Extracted records
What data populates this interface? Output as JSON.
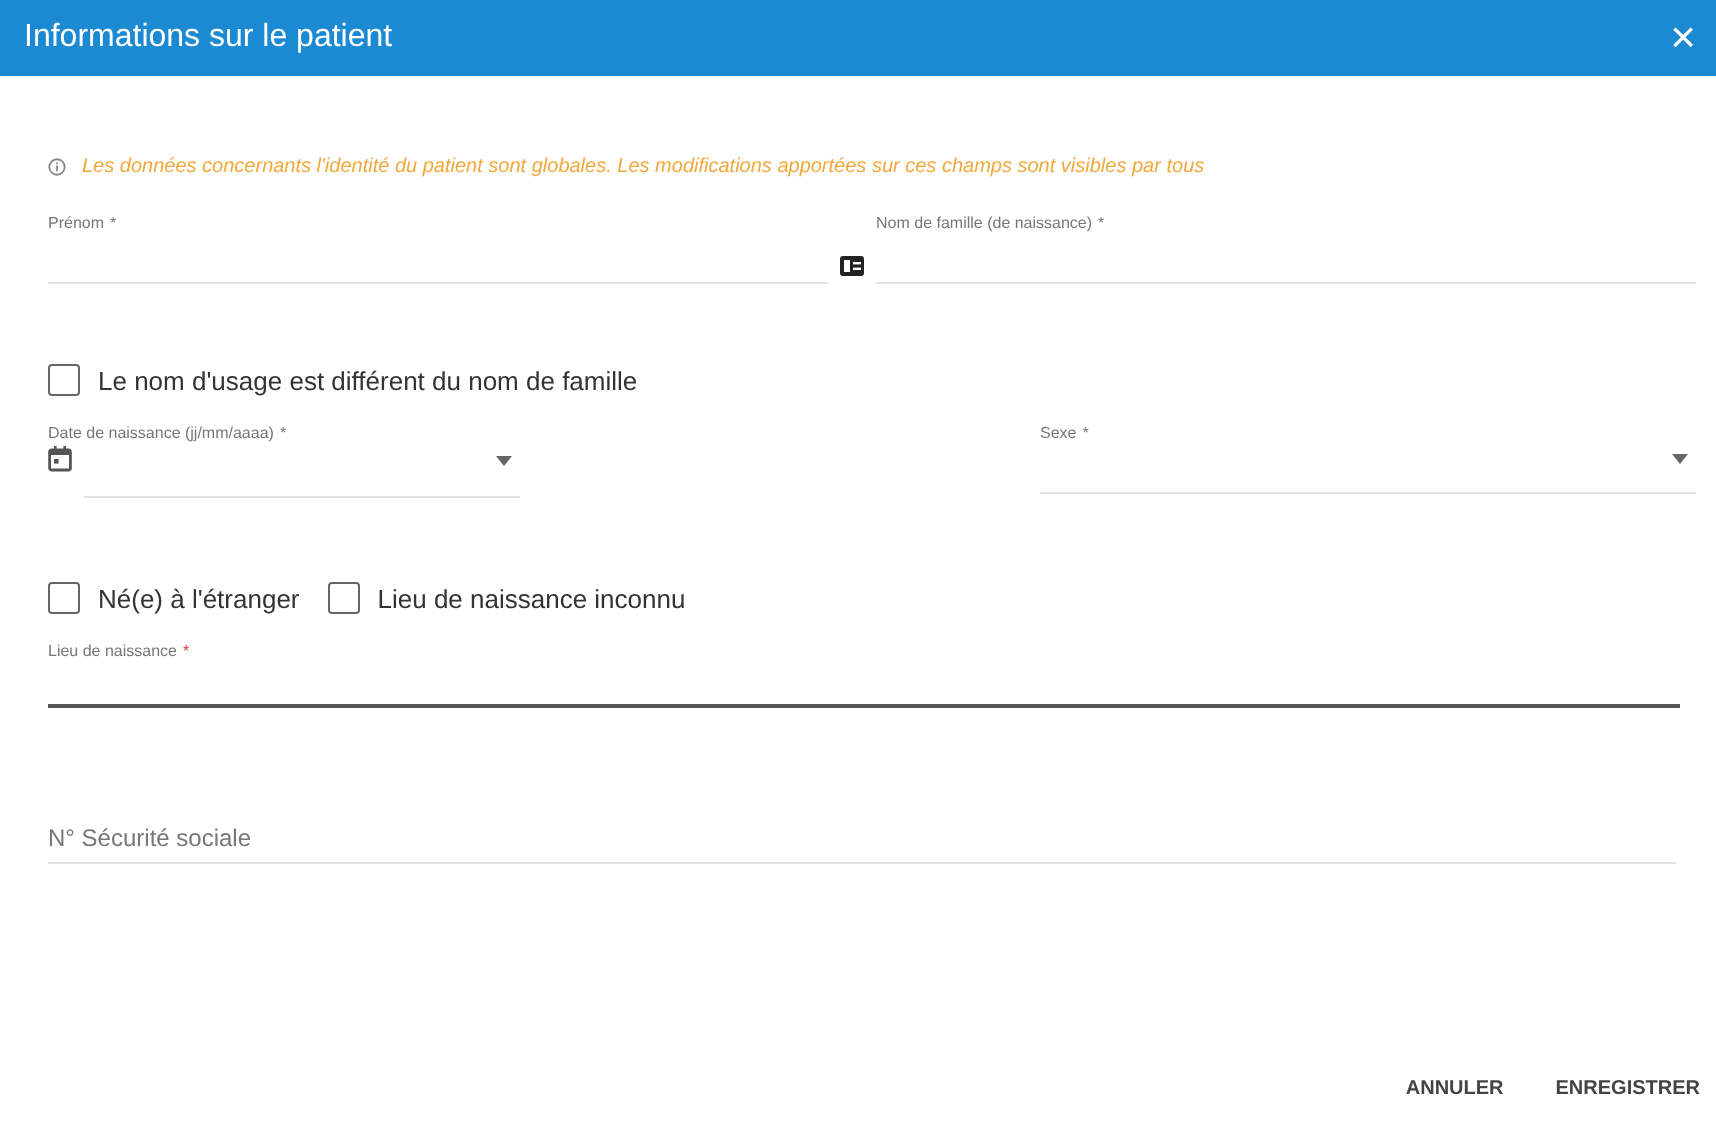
{
  "window": {
    "title": "Informations sur le patient",
    "close": "×"
  },
  "notice": "Les données concernants l'identité du patient sont globales. Les modifications apportées sur ces champs sont visibles par tous",
  "names": [
    {
      "label": "Prénom",
      "required_mark": "*",
      "focused": false,
      "kind": "card"
    },
    {
      "label": "Nom de famille (de naissance)",
      "required_mark": "*",
      "focused": false,
      "kind": "text"
    }
  ],
  "usage_checkbox": {
    "label": "Le nom d'usage est différent du nom de famille",
    "checked": false
  },
  "birth": [
    {
      "label": "Date de naissance (jj/mm/aaaa)",
      "required_mark": "*",
      "focused": false,
      "kind": "date"
    },
    {
      "label": "Sexe",
      "required_mark": "*",
      "focused": false,
      "kind": "select"
    }
  ],
  "place_checkboxes": [
    {
      "label": "Né(e) à l'étranger",
      "checked": false
    },
    {
      "label": "Lieu de naissance inconnu",
      "checked": false
    }
  ],
  "birthplace": {
    "label": "Lieu de naissance",
    "required_mark": "*",
    "focused": true
  },
  "social_security": {
    "placeholder": "N° Sécurité sociale"
  },
  "buttons": [
    "ANNULER",
    "ENREGISTRER"
  ]
}
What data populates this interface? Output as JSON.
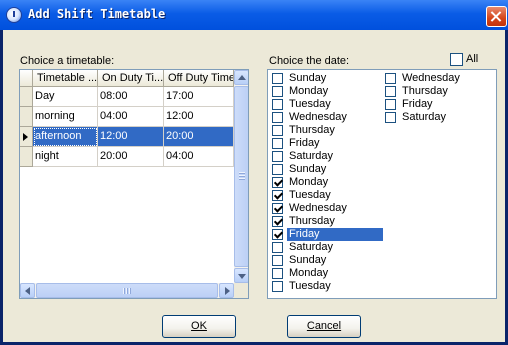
{
  "window": {
    "title": "Add Shift Timetable",
    "close_label": "×"
  },
  "timetable": {
    "label": "Choice a timetable:",
    "columns": [
      "Timetable ...",
      "On Duty Ti...",
      "Off Duty Time"
    ],
    "rows": [
      {
        "name": "Day",
        "on": "08:00",
        "off": "17:00"
      },
      {
        "name": "morning",
        "on": "04:00",
        "off": "12:00"
      },
      {
        "name": "afternoon",
        "on": "12:00",
        "off": "20:00"
      },
      {
        "name": "night",
        "on": "20:00",
        "off": "04:00"
      }
    ],
    "selected_row": 2
  },
  "dates": {
    "label": "Choice the date:",
    "all_label": "All",
    "all_checked": false,
    "column1": [
      {
        "label": "Sunday",
        "checked": false
      },
      {
        "label": "Monday",
        "checked": false
      },
      {
        "label": "Tuesday",
        "checked": false
      },
      {
        "label": "Wednesday",
        "checked": false
      },
      {
        "label": "Thursday",
        "checked": false
      },
      {
        "label": "Friday",
        "checked": false
      },
      {
        "label": "Saturday",
        "checked": false
      },
      {
        "label": "Sunday",
        "checked": false
      },
      {
        "label": "Monday",
        "checked": true
      },
      {
        "label": "Tuesday",
        "checked": true
      },
      {
        "label": "Wednesday",
        "checked": true
      },
      {
        "label": "Thursday",
        "checked": true
      },
      {
        "label": "Friday",
        "checked": true,
        "highlighted": true
      },
      {
        "label": "Saturday",
        "checked": false
      },
      {
        "label": "Sunday",
        "checked": false
      },
      {
        "label": "Monday",
        "checked": false
      },
      {
        "label": "Tuesday",
        "checked": false
      }
    ],
    "column2": [
      {
        "label": "Wednesday",
        "checked": false
      },
      {
        "label": "Thursday",
        "checked": false
      },
      {
        "label": "Friday",
        "checked": false
      },
      {
        "label": "Saturday",
        "checked": false
      }
    ]
  },
  "buttons": {
    "ok": "OK",
    "cancel": "Cancel"
  },
  "colors": {
    "selection": "#316ac5",
    "title_bar": "#0a5ce6",
    "dialog_bg": "#ece9d8"
  }
}
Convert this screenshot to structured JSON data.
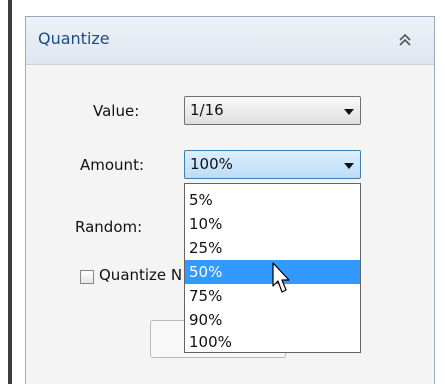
{
  "panel": {
    "title": "Quantize",
    "collapse_icon": "double-chevron-up-icon"
  },
  "value_field": {
    "label": "Value:",
    "selected": "1/16"
  },
  "amount_field": {
    "label": "Amount:",
    "selected": "100%",
    "options": [
      "5%",
      "10%",
      "25%",
      "50%",
      "75%",
      "90%",
      "100%"
    ],
    "highlighted": "50%"
  },
  "random_field": {
    "label": "Random:"
  },
  "checkbox": {
    "label": "Quantize N",
    "checked": false
  },
  "colors": {
    "title_text": "#1b4b86",
    "selection": "#3399ff",
    "header_bg": "#e6ecf4"
  }
}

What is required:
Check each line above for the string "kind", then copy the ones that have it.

Exercise result:
      "kind": "card"
      "kind": "text"
      "kind": "date"
      "kind": "select"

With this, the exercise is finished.